if questioned by local officials, proof of identity and U.S. citizenship
are readily available.
Cuba does not recognize the right or
obligation of the U.S. Government to protect Cuban-born American citizens,
whom the Cuban government views as Cuban citizens only. Cuban authorities
consistently refuse to notify the U.S. Interests Section of the arrest
of Cuban-American dual nationals and deny U.S. consular officers access
to them. They also withhold information concerning their welfare and proper
treatment under Cuban law.
CURRENCY REGULATIONS: Since the Cuban
government legalized the use of dollars in July 1993, U.S. dollars are
accepted for all transactions.
U.S. citizens and residents traveling
under a general or specific license from the U.S. Treasury Department
may spend money on travel in Cuba; such expenditures may only be for travel-related
expenses at a rate not to exceed the U.S. Government's per diem rate.

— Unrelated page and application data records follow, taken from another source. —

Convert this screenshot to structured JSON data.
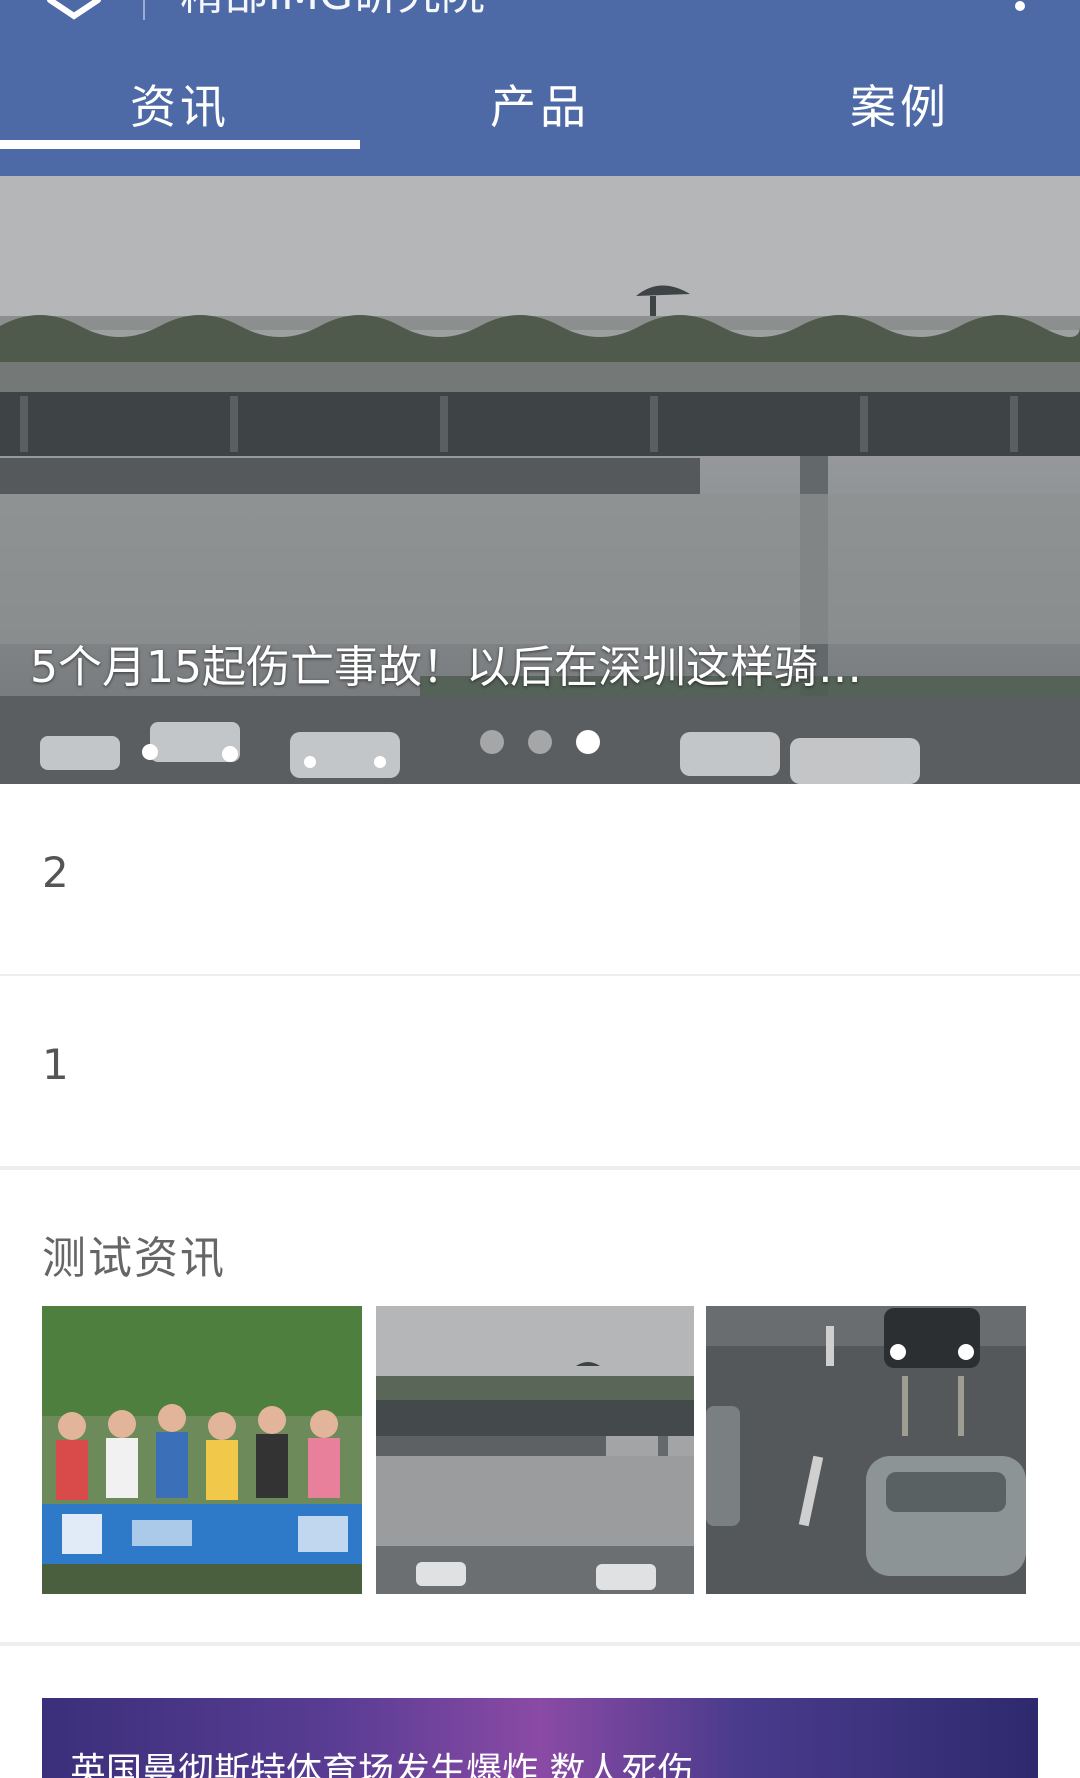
{
  "header": {
    "title": "精部IMG研究院",
    "tabs": [
      {
        "label": "资讯",
        "active": true
      },
      {
        "label": "产品",
        "active": false
      },
      {
        "label": "案例",
        "active": false
      }
    ],
    "background_color": "#4d6aa6"
  },
  "banner": {
    "caption": "5个月15起伤亡事故！以后在深圳这样骑…",
    "slides_total": 3,
    "active_slide": 3
  },
  "list": {
    "items": [
      {
        "label": "2"
      },
      {
        "label": "1"
      }
    ]
  },
  "section": {
    "title": "测试资讯"
  },
  "bottom_card": {
    "title": "英国曼彻斯特体育场发生爆炸 数人死伤"
  }
}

U.S. Treasury regulations authorize any U.S. resident to send up to $300
per calendar quarter to any Cuban family (except families of senior government
and Communist party leaders) without a specific license from the Office
of Foreign Assets Control. Treasury Department regulations also authorize
the transfer of up to $1,000 (without specific license) to pay travel
and other expenses for a Cuban national who has been granted a migration
document by the U.S. Interests Section in Havana. For further information,
travelers should contact the Office of Foreign Assets Control.
U.S. citizens and permanent resident
aliens are prohibited from using credit cards in Cuba. U.S. credit card
companies do not accept vouchers from Cuba, and Cuban shops, hotels and
other places of business do not accept U.S. credit cards. Neither personal
checks nor travelers checks drawn on U.S. banks are accepted in Cuba.
CHILDREN'S ISSUES: Cuba currently does
not allow adoption of children by American citizens. For general information
on international adoption of children and international parental child
abduction, please refer to the Department of State's internet site at
http://travel.state.gov//children's_issues.html or telephone (202) 736-7000.
U.S. REPRESENTATION/REGISTRATION: The
U.S. Interests Section (USINT) represents American citizens and the U.S.
Government in Cuba, and operates under the legal protection of the Swiss
government. The Interests Section staff provides the full range of American
citizen and other consular services. U.S. citizens who travel to Cuba
are encouraged to contact and register with the American Citizen Services
section. USINT staff provide briefings on U.S.-Cuba policy to American
individuals and groups visiting Cuba. These briefings or meetings can
be arranged through USINT's Public Diplomacy office.
The Interests Section is located in
Havana at Calzada between L and M Streets, Vedado; telephone (537) 33-3551
through 33-3559. Hours are Monday through Thursday, 8:30 a.m. to 5:00
p.m., and Friday, 8:30 a.m. to 4:00 p.m. After hours and on weekends,
the number is 33-3026 or 66-2302. Should you encounter an emergency after
normal duty hours, call these numbers and request to speak with the duty
U.S. citizens who register at the U.S.
Interests Section in Havana may obtain updated information on travel and
security within the country. There is no access to the U.S. Naval Base
at Guantanamo Bay from within Cuba. Consular issues for Guantanamo Bay
are handled by the U.S. Embassy in Kingston, Jamaica. For further information
on Guantanamo Bay, please contact the U.S. Embassy in Kingston at telephone